■ ASSIGNMENT
Gather up every line from the entries below that uses the word "value".
=== Begin Enclosure ===
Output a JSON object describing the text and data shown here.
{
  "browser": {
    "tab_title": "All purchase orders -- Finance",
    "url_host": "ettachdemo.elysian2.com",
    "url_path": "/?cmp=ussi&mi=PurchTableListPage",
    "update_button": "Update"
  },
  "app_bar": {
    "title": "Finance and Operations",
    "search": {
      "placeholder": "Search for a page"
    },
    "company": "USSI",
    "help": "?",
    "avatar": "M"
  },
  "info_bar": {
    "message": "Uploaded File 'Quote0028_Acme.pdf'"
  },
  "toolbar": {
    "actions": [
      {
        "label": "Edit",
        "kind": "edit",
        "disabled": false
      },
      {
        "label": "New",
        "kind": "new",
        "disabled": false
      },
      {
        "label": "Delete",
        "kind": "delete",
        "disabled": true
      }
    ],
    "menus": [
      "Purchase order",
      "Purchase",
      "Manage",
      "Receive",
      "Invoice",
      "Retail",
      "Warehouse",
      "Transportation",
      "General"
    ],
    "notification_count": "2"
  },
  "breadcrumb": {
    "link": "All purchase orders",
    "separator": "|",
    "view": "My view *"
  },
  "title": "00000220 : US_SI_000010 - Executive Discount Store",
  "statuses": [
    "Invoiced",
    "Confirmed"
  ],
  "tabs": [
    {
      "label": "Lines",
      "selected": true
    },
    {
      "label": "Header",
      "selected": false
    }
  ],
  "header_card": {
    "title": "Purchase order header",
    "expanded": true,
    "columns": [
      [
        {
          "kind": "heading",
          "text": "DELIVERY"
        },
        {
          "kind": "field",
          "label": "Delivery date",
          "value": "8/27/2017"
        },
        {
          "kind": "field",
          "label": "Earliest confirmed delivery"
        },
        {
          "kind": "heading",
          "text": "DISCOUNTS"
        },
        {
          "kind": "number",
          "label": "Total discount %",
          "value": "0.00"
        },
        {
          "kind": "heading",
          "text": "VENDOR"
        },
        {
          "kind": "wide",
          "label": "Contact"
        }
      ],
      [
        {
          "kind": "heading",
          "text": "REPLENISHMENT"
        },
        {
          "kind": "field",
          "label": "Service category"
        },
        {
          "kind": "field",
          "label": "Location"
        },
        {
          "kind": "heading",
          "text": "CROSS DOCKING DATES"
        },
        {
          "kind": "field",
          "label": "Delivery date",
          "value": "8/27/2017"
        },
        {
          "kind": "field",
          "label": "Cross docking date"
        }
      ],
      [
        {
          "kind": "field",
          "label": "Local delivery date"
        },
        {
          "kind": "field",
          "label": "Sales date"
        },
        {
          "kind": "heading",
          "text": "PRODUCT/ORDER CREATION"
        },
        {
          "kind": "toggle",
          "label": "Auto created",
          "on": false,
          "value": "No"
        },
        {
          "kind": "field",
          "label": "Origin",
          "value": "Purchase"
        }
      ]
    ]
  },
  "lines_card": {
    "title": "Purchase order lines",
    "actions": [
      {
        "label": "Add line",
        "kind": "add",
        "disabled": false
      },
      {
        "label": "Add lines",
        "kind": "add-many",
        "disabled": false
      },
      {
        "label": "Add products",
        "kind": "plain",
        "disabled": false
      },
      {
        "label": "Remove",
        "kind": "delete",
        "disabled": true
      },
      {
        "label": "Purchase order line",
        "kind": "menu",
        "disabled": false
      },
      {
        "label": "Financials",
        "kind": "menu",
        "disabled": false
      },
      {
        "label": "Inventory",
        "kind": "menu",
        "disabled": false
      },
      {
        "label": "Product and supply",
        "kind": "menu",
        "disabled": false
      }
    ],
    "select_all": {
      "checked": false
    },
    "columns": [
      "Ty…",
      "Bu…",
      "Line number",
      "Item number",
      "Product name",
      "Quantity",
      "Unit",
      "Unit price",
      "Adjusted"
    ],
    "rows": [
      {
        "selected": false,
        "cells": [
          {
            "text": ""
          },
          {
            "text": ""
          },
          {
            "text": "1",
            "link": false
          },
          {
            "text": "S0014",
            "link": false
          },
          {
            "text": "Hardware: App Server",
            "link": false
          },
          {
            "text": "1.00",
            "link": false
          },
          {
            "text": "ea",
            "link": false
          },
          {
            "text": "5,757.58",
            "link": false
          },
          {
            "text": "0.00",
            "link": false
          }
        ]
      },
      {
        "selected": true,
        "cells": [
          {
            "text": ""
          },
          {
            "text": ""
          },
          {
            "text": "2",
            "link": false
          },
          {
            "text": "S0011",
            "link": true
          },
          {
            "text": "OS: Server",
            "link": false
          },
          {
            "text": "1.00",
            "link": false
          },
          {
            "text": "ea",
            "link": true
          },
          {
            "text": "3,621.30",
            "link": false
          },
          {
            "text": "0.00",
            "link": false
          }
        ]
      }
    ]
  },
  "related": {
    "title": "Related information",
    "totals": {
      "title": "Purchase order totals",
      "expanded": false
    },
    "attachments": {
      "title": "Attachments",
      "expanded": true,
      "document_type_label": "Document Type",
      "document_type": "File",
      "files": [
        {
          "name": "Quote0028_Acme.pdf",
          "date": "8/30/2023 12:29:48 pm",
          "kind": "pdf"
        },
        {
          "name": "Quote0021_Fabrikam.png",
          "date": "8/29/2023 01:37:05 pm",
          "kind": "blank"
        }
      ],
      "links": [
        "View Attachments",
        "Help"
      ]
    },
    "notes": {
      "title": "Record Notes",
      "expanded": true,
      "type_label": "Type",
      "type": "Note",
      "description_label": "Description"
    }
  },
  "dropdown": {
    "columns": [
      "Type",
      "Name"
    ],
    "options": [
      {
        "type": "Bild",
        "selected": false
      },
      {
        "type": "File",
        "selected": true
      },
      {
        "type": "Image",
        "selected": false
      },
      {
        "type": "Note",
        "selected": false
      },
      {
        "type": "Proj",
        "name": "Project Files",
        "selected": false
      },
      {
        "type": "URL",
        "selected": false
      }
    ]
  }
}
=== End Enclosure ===
■ EXERCISE ANSWER
          "value": "8/27/2017"
          "value": "0.00"
          "value": "8/27/2017"
          "value": "No"
          "value": "Purchase"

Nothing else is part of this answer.